Extracted data entries:
......

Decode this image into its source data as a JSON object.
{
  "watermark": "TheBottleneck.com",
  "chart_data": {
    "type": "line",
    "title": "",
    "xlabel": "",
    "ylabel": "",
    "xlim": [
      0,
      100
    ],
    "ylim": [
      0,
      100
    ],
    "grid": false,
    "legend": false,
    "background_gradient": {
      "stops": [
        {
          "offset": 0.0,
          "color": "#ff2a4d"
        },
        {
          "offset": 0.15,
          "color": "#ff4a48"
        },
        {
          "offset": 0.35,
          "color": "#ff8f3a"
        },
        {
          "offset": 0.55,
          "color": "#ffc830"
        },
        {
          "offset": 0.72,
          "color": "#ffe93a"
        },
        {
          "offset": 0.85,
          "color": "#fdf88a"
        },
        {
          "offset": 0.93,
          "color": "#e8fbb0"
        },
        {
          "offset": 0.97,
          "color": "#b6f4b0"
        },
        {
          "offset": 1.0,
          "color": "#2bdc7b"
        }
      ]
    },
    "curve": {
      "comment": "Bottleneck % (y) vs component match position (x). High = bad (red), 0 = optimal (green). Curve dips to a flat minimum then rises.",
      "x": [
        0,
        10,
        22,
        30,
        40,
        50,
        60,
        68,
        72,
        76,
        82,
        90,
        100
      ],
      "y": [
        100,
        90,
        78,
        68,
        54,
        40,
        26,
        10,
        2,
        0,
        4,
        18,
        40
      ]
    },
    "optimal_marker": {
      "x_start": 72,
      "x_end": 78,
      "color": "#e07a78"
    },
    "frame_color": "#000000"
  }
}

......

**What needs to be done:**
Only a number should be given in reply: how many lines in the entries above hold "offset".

**Output below:**
9